x Abu Dhabi, UAESaturday 22 July 2017

Venice is fighting a rising tide of cruise liner intrusions

There is growing clamour for an urgent rethink to the expanding cruise liner traffic through Venice's historic centre.

A cruise liner sits in port in Venice. Residents are concerned that pollution and more tourists are threatening the city's foundations.
A cruise liner sits in port in Venice. Residents are concerned that pollution and more tourists are threatening the city's foundations.

VENICE, ITALY // It is a matter of perspective. From aboard a 12-deck cruise liner, the sight of St Mark's Square, the Doge's Palace and Bridge of Sighs gliding past a cabin balcony is a breathtaking thrill.

But against the backdrop of Venice's storied canals and Byzantine architecture, these floating condominiums present a jarring sight, out of scale and sync with the surroundings.

The fatal grounding of the Costa Concordia off the Tuscan coast has sharpened the focus on the largely unchecked boom of these ever-larger luxury liners, and nowhere more so than in Venice, a fragile city already struggling against mass tourism and the steady deterioration of its underwater foundations.

There is growing clamour for an urgent rethink to the expanding cruise liner traffic through Venice's historic centre. Critics point not only to a threat of accidents, but also air and water pollution, and the injection of an additional two million more tourists a year into a city already under constant siege.

The city wants to reroute cruise ships arriving in Venice so they stay farther from St Mark's and other prominent monuments as a possible step toward keeping them out of the lagoon altogether. And Unesco, the United Nations' culture organisation, charges that the liners cause water tides that erode building foundations and pollute waterways.

Venice in the space of 15 years has become one of the world's most important cruise destinations, the port serving as a lucrative turnaround point for 650 cruises a year - up to nine a day in high season. Since 1997, the number of passengers cruising through Venice has risen from 280,000 to 1.8 million last year.

"One third of all cruise ships worldwide come to Venice each year," said Roberto Perocchio, the managing director of the Venice passenger terminal, which manages cruise traffic in the lagoon.

He expects the appetite for cruising to continue to grow, citing forecasts that the 5 million annual cruise passengers a year in Europe is expected to double by 2020.

If the cruise ships were modern buildings, which they strongly resemble, they would certainly not be allowed in Venice, a Unesco heritage site that mandates the view of protected places cannot be permanently altered. But because they move, there is no official sanction against them.

Just a day after the grounding of the Costa Concordia, dozens of protesters demonstrated as an MSC cruise liner sailed across the St Mark's basin. Grass-roots opposition to the luxury liners predates the Costa disaster, but it has taken new impetus.
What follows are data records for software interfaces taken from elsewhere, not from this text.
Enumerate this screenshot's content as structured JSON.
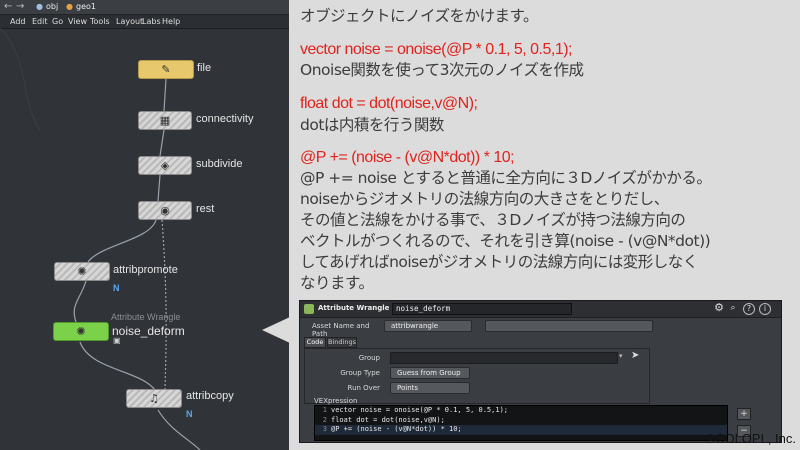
{
  "pathbar": {
    "back_glyph": "←",
    "forward_glyph": "→",
    "crumbs": [
      "obj",
      "geo1"
    ]
  },
  "menubar": {
    "items": [
      "Add",
      "Edit",
      "Go",
      "View",
      "Tools",
      "Layout",
      "Labs",
      "Help"
    ]
  },
  "nodes": {
    "file": {
      "label": "file",
      "icon": "file-icon"
    },
    "connectivity": {
      "label": "connectivity",
      "icon": "connectivity-icon"
    },
    "subdivide": {
      "label": "subdivide",
      "icon": "subdivide-icon"
    },
    "rest": {
      "label": "rest",
      "icon": "rest-icon"
    },
    "attribpromote": {
      "label": "attribpromote",
      "flag": "N",
      "icon": "attribpromote-icon"
    },
    "noise_deform": {
      "type_label": "Attribute Wrangle",
      "label": "noise_deform",
      "lock_glyph": "🔒",
      "icon": "wrangle-icon"
    },
    "attribcopy": {
      "label": "attribcopy",
      "flag": "N",
      "icon": "attribcopy-icon"
    }
  },
  "callout": {
    "line1": "オブジェクトにノイズをかけます。",
    "code1": "vector noise = onoise(@P * 0.1, 5, 0.5,1);",
    "desc1": "Onoise関数を使って3次元のノイズを作成",
    "code2": "float dot = dot(noise,v@N);",
    "desc2": "dotは内積を行う関数",
    "code3": "@P += (noise - (v@N*dot)) * 10;",
    "expl": [
      "@P += noise とすると普通に全方向に３Dノイズがかかる。",
      "noiseからジオメトリの法線方向の大きさをとりだし、",
      "その値と法線をかける事で、３Dノイズが持つ法線方向の",
      "ベクトルがつくれるので、それを引き算(noise - (v@N*dot))",
      "してあげればnoiseがジオメトリの法線方向には変形しなく",
      "なります。"
    ]
  },
  "params": {
    "node_type": "Attribute Wrangle",
    "node_name": "noise_deform",
    "asset_label": "Asset Name and Path",
    "asset_value": "attribwrangle",
    "tabs": [
      "Code",
      "Bindings"
    ],
    "group_label": "Group",
    "group_value": "",
    "group_type_label": "Group Type",
    "group_type_value": "Guess from Group",
    "run_over_label": "Run Over",
    "run_over_value": "Points",
    "vex_label": "VEXpression",
    "code_lines": [
      {
        "num": "1",
        "text": "vector noise = onoise(@P * 0.1, 5, 0.5,1);"
      },
      {
        "num": "2",
        "text": "float dot = dot(noise,v@N);"
      },
      {
        "num": "3",
        "text": "@P += (noise - (v@N*dot)) * 10;"
      }
    ],
    "side_plus": "+",
    "side_minus": "−",
    "icons": [
      "gear-icon",
      "search-icon",
      "help-icon",
      "info-icon"
    ]
  },
  "copyright": "©COLOPL, Inc."
}
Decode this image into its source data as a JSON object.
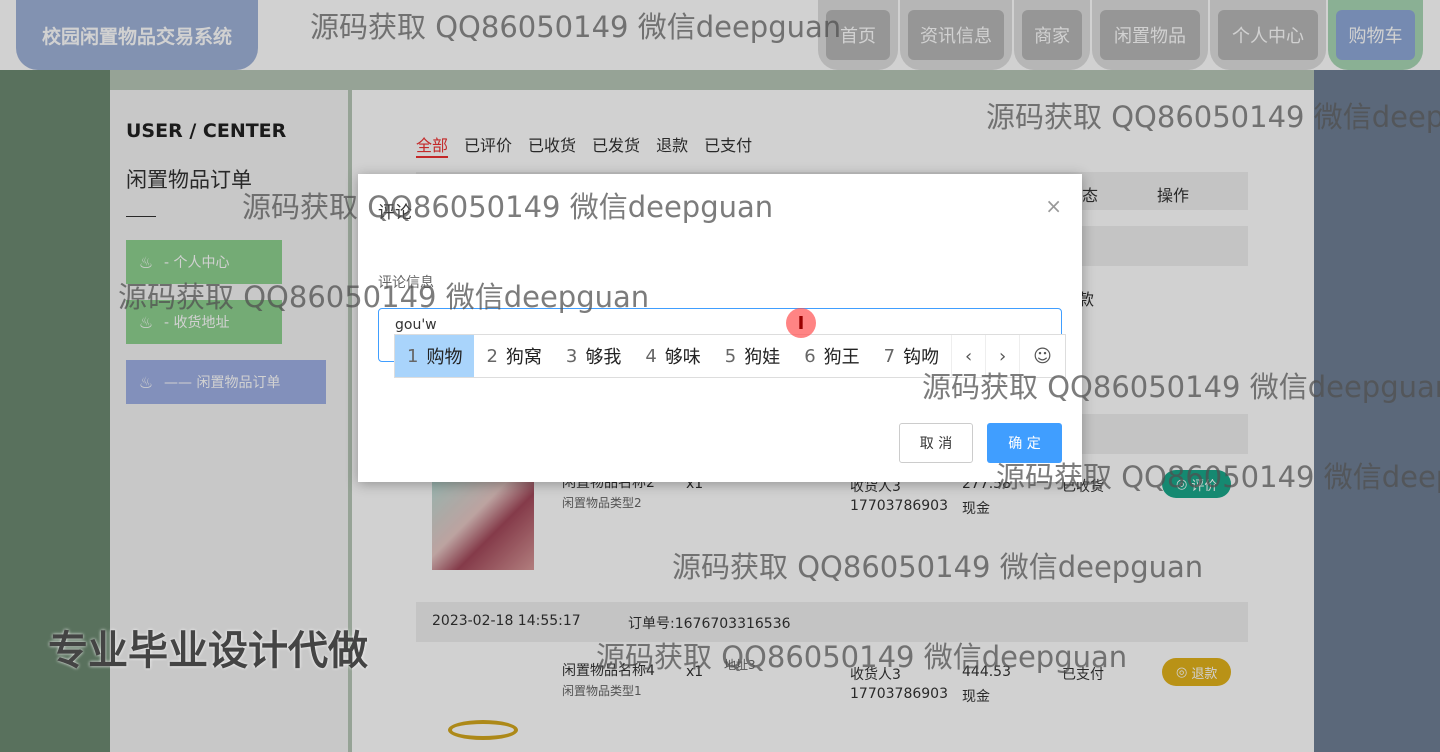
{
  "header": {
    "logo": "校园闲置物品交易系统",
    "nav": [
      "首页",
      "资讯信息",
      "商家",
      "闲置物品",
      "个人中心",
      "购物车"
    ]
  },
  "sidebar": {
    "title": "USER / CENTER",
    "subtitle": "闲置物品订单",
    "items": [
      "-  个人中心",
      "-  收货地址",
      "——  闲置物品订单"
    ]
  },
  "tabs": [
    "全部",
    "已评价",
    "已收货",
    "已发货",
    "退款",
    "已支付"
  ],
  "table_headers": {
    "status": "态",
    "actions": "操作"
  },
  "orders": [
    {
      "status_word": "款"
    },
    {
      "name": "闲置物品名称2",
      "type": "闲置物品类型2",
      "qty": "x1",
      "receiver": "收货人3",
      "phone": "17703786903",
      "price": "277.58",
      "pay": "现金",
      "status": "已收货",
      "action": "评价"
    },
    {
      "time": "2023-02-18 14:55:17",
      "order_no": "订单号:1676703316536",
      "name": "闲置物品名称4",
      "type": "闲置物品类型1",
      "qty": "x1",
      "addr": "地址3",
      "receiver": "收货人3",
      "phone": "17703786903",
      "price": "444.53",
      "pay": "现金",
      "status": "已支付",
      "action": "退款"
    }
  ],
  "dialog": {
    "title": "评论",
    "label": "评论信息",
    "input_value": "gou'w",
    "candidates": [
      {
        "n": "1",
        "w": "购物"
      },
      {
        "n": "2",
        "w": "狗窝"
      },
      {
        "n": "3",
        "w": "够我"
      },
      {
        "n": "4",
        "w": "够味"
      },
      {
        "n": "5",
        "w": "狗娃"
      },
      {
        "n": "6",
        "w": "狗王"
      },
      {
        "n": "7",
        "w": "钩吻"
      }
    ],
    "cancel": "取 消",
    "ok": "确 定"
  },
  "watermark": "源码获取 QQ86050149 微信deepguan",
  "watermark_big": "专业毕业设计代做",
  "colors": {
    "accent": "#409eff",
    "logo_bg": "#9fb2d8",
    "ok_green": "#1aa88a",
    "refund_yellow": "#e2b21c"
  }
}
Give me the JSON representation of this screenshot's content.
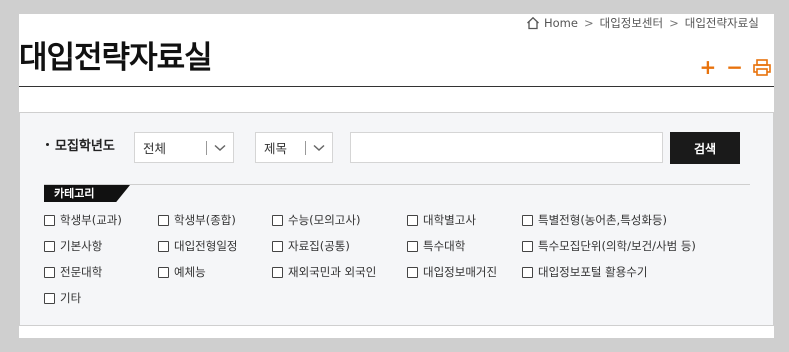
{
  "breadcrumb": {
    "home": "Home",
    "level1": "대입정보센터",
    "level2": "대입전략자료실",
    "separator": ">"
  },
  "page": {
    "title": "대입전략자료실"
  },
  "tools": {
    "zoom_in": "+",
    "zoom_out": "−"
  },
  "search": {
    "year_label": "모집학년도",
    "year_selected": "전체",
    "field_selected": "제목",
    "keyword_value": "",
    "button_label": "검색"
  },
  "category": {
    "label": "카테고리",
    "items": [
      [
        "학생부(교과)",
        "학생부(종합)",
        "수능(모의고사)",
        "대학별고사",
        "특별전형(농어촌,특성화등)"
      ],
      [
        "기본사항",
        "대입전형일정",
        "자료집(공통)",
        "특수대학",
        "특수모집단위(의학/보건/사범 등)"
      ],
      [
        "전문대학",
        "예체능",
        "재외국민과 외국인",
        "대입정보매거진",
        "대입정보포털 활용수기"
      ],
      [
        "기타"
      ]
    ]
  },
  "colors": {
    "accent": "#e8720c",
    "dark": "#1a1a1a"
  }
}
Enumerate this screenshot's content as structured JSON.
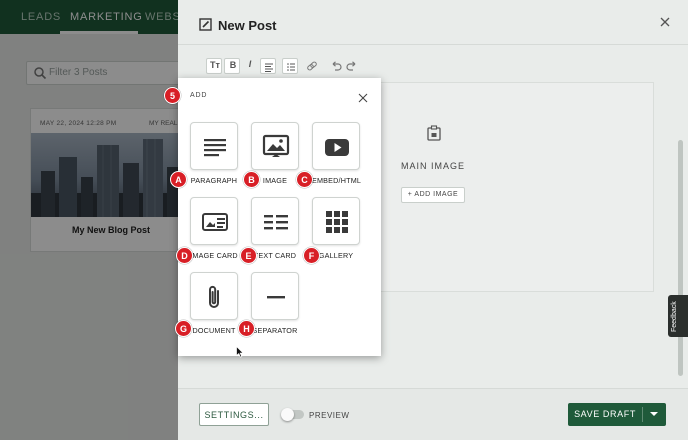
{
  "background": {
    "nav_tabs": [
      {
        "label": "LEADS",
        "active": false
      },
      {
        "label": "MARKETING",
        "active": true
      },
      {
        "label": "WEBS",
        "active": false
      }
    ],
    "search_placeholder": "Filter 3 Posts",
    "post_card": {
      "date": "MAY 22, 2024 12:28 PM",
      "badge": "MY REAL",
      "title": "My New Blog Post"
    }
  },
  "drawer": {
    "title": "New Post",
    "toolbar_icons": [
      "text-size-icon",
      "bold-icon",
      "italic-icon",
      "align-icon",
      "list-icon",
      "link-icon",
      "undo-icon",
      "redo-icon"
    ],
    "main_image_label": "MAIN IMAGE",
    "add_image_button": "+ ADD IMAGE",
    "footer": {
      "settings_button": "SETTINGS...",
      "preview_label": "PREVIEW",
      "preview_on": false,
      "save_button": "SAVE DRAFT"
    },
    "feedback_tab": "Feedback"
  },
  "add_modal": {
    "title": "ADD",
    "step_marker": "5",
    "items": [
      {
        "marker": "A",
        "label": "PARAGRAPH",
        "icon": "paragraph-icon"
      },
      {
        "marker": "B",
        "label": "IMAGE",
        "icon": "image-icon"
      },
      {
        "marker": "C",
        "label": "EMBED/HTML",
        "icon": "embed-play-icon"
      },
      {
        "marker": "D",
        "label": "IMAGE CARD",
        "icon": "image-card-icon"
      },
      {
        "marker": "E",
        "label": "TEXT CARD",
        "icon": "text-card-icon"
      },
      {
        "marker": "F",
        "label": "GALLERY",
        "icon": "gallery-grid-icon"
      },
      {
        "marker": "G",
        "label": "DOCUMENT",
        "icon": "paperclip-icon"
      },
      {
        "marker": "H",
        "label": "SEPARATOR",
        "icon": "separator-icon"
      }
    ]
  },
  "colors": {
    "brand_green": "#1f5a3a",
    "marker_red": "#d81f26"
  }
}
"Venice is too often on its knees in front of the gods of economy and tourism, and we have been paying the consequences for years. The city has been emptied of its residents, and it is a victim of pollution from this unsustainable traffic," said Saverio Pastor, a craftsman who makes oarlocks for gondolas and who has been leading the campaign to rid the Venice basin of cruise ships.

Studies commissioned by the port authority show that the cruise liners are responsible for up to 30 per cent of the city's air pollution.

Residents along the Giudecca canal, the wide waterway through which the ships pass en route to their berths, complain both about the noise and the impact of water being pushed up into the narrower feeder canals, eroding foundations as the water surges and recedes.

"One woman told me that when the ships pass, water from the canals backs up into her toilet," said Jane da Mosto, a long-time Venice resident and scientist for the London-based Venice in Peril association.